After a few days of adding rules as you browse, your rule list will begin to stabilize. At this point, your workflow will change. You can whitelist sites temporarily and then remove the temporary rules by clicking on the revert arrow.

10. Other Nifty Tools:

10.1. Cookie Quick Manager

Cookie Quick Manager 8 is a nice cookie manager. You can view cookies, edit them, and import/export them – much more than you used to be able to do with the builtin cookie manager during its heyday. Cookie Quick Manager is also container-aware, so it works well with the Multi-Account Containers extension.

Be careful with exporting cookies that are in containers. Each container has a numeric ID, and the numeric IDs may not necessarily match on two machines. If you want to backup your cookie store, consider dumping all cookies into the default container temporarily. Then, when importing cookies, move each cookie into its correct container.

10.2. Absolute Enable Right Click & Copy


Figure 19: Down with obnoxious sites that disable the right-click menu!

Some pages are intent on making life difficult and will try to disable right-click 9 and copy/paste. Fortunately, there is an extension to fix that: Absolute Enable Right Click & Copy 10 (Figure 19)

10.3. GhostText


Figure 20: GhostText in action: editing a <textarea> with GNU Emacs.

GhostText 11 deserves its own article because its configuration is heavily-involved. GhostText allows you to open a text field in an external text editor. (See Figure 20.)

10.4. User-Agent Switcher and Manager


Figure 21: User Agent Switcher and Manager

Sometimes, web sites discriminate against your web browser. User-Agent Switcher and Manager 12 allows you to spoof the User-Agent string of another browser. This is a useful tool about which to know in case you ever need it. (See Figure 21.)

11. Weaknesses and Pitfalls

Problem: some sites are very complicated, and it is easy to reach the point where you spend more time racking your head than being productive.

Solution: don’t panic. Load the site in a private browser window. No addon runs in a private browser window, so no uMatrix rules apply. When you are done, close the private browsing window, and all data accumulated in it will be deleted.

Problem: it is easy to accidentally navigate in the wrong container to a site that has cookies whitelisted.

Solution: The Multi-Account Container extension allows you to configure a website to always open in a certain container. Simply check the box ‘Always open in <container>’. (See Figure 22.)

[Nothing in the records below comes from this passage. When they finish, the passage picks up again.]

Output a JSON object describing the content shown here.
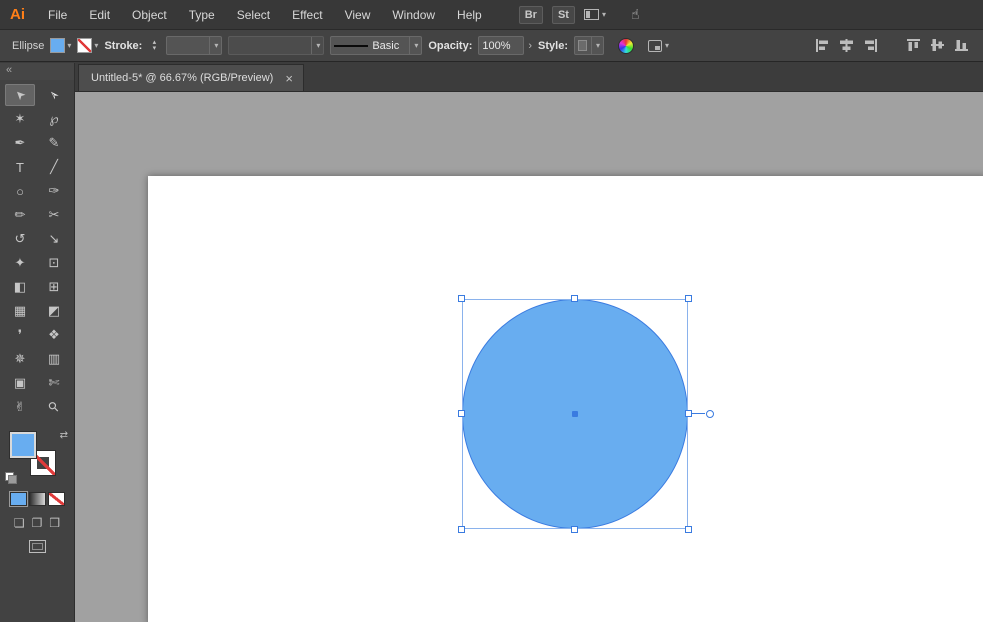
{
  "colors": {
    "fill_blue": "#68adf0",
    "selection_blue": "#3a7be0",
    "bbox_blue": "#8ab2ec",
    "canvas_gray": "#a1a1a1"
  },
  "icons": {
    "chevron_down": "▾",
    "step_up": "▴",
    "step_down": "▾",
    "flyout": "›",
    "swap": "⇄",
    "touch": "☝"
  },
  "menubar": {
    "logo": "Ai",
    "items": [
      {
        "name": "menu-file",
        "label": "File"
      },
      {
        "name": "menu-edit",
        "label": "Edit"
      },
      {
        "name": "menu-object",
        "label": "Object"
      },
      {
        "name": "menu-type",
        "label": "Type"
      },
      {
        "name": "menu-select",
        "label": "Select"
      },
      {
        "name": "menu-effect",
        "label": "Effect"
      },
      {
        "name": "menu-view",
        "label": "View"
      },
      {
        "name": "menu-window",
        "label": "Window"
      },
      {
        "name": "menu-help",
        "label": "Help"
      }
    ],
    "bridge_label": "Br",
    "stock_label": "St"
  },
  "controlbar": {
    "tool_label": "Ellipse",
    "stroke_label": "Stroke:",
    "stroke_weight_value": "",
    "brush_label": "Basic",
    "opacity_label": "Opacity:",
    "opacity_value": "100%",
    "style_label": "Style:"
  },
  "tabbar": {
    "title": "Untitled-5* @ 66.67% (RGB/Preview)",
    "close_label": "×"
  },
  "toolbar": {
    "collapse_label": "«",
    "tools": [
      {
        "name": "selection-tool",
        "glyph": "➤",
        "cls": "cursor",
        "selected": true
      },
      {
        "name": "direct-selection-tool",
        "glyph": "➢",
        "cls": "cursor2"
      },
      {
        "name": "magic-wand-tool",
        "glyph": "✶"
      },
      {
        "name": "lasso-tool",
        "glyph": "℘"
      },
      {
        "name": "pen-tool",
        "glyph": "✒"
      },
      {
        "name": "curvature-tool",
        "glyph": "✎"
      },
      {
        "name": "type-tool",
        "glyph": "T"
      },
      {
        "name": "line-segment-tool",
        "glyph": "╱"
      },
      {
        "name": "ellipse-tool",
        "glyph": "○"
      },
      {
        "name": "paintbrush-tool",
        "glyph": "✑"
      },
      {
        "name": "pencil-tool",
        "glyph": "✏"
      },
      {
        "name": "scissors-tool",
        "glyph": "✂"
      },
      {
        "name": "rotate-tool",
        "glyph": "↺"
      },
      {
        "name": "scale-tool",
        "glyph": "↘"
      },
      {
        "name": "width-tool",
        "glyph": "✦"
      },
      {
        "name": "free-transform-tool",
        "glyph": "⊡"
      },
      {
        "name": "shape-builder-tool",
        "glyph": "◧"
      },
      {
        "name": "perspective-grid-tool",
        "glyph": "⊞"
      },
      {
        "name": "mesh-tool",
        "glyph": "▦"
      },
      {
        "name": "gradient-tool",
        "glyph": "◩"
      },
      {
        "name": "eyedropper-tool",
        "glyph": "❜"
      },
      {
        "name": "blend-tool",
        "glyph": "❖"
      },
      {
        "name": "symbol-sprayer-tool",
        "glyph": "✵"
      },
      {
        "name": "column-graph-tool",
        "glyph": "▥"
      },
      {
        "name": "artboard-tool",
        "glyph": "▣"
      },
      {
        "name": "slice-tool",
        "glyph": "✄"
      },
      {
        "name": "hand-tool",
        "glyph": "✌"
      },
      {
        "name": "zoom-tool",
        "glyph": "⚲",
        "cls": "zoomrot"
      }
    ],
    "color_buttons": [
      {
        "name": "color-button",
        "cls": "c-color"
      },
      {
        "name": "gradient-button",
        "cls": "c-grad"
      },
      {
        "name": "none-button",
        "cls": "c-none"
      }
    ],
    "draw_modes": [
      {
        "name": "draw-normal-button",
        "glyph": "❏"
      },
      {
        "name": "draw-behind-button",
        "glyph": "❐"
      },
      {
        "name": "draw-inside-button",
        "glyph": "❒"
      }
    ]
  },
  "canvas": {
    "shape": "ellipse",
    "zoom": "66.67%",
    "color_mode": "RGB/Preview"
  }
}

Figure 22: ‘Always open in <container>’ (available in the Multi-Account Container pulldown menu)

In case you need to cleanup after a cookie spill, Cookie Quick Manager has a couple of buttons to quickly clear cookies in the current context. (See Figure 23.)


Figure 23: “Delete current Context Cookies” (available in the Cookie Quick Manager pulldown menu)

12. Other Guides

Dedoimedo’s exposition on WebExtensions – Two years later 13 convinced me to take a serious look at Firefox. Most of the tools here are reviewed there also. Thank you, Dedoimedo!

Also, Dedoimedo gives a good argument for why you should use Firefox 14. Bottom line: the only formidable opponent preventing Google Chrome from attaining a mindshare monopoly is Mozilla Firefox.

13. Conclusion

On the web, your enemy is the advertiser who follows you across domains. Every day there is more babble online about security problems on the Internet, but despite all the hand-wringing no productive solutions are formulated. I give you one in this article. If you are tired of advertisers becoming increasingly creepy, then take some initiative. Embrace your inner geek, learn a little about how your Web browser works, and learn how to use uMatrix and Multi-Account Containers to protect yourself.

Let’s work toward a saner Web that takes security and privacy seriously.

14. Contact Me

Questions? Comments? What does your web security stack look like? Does it involve w3m or mothra? I would love to hear from you. Contact me 15.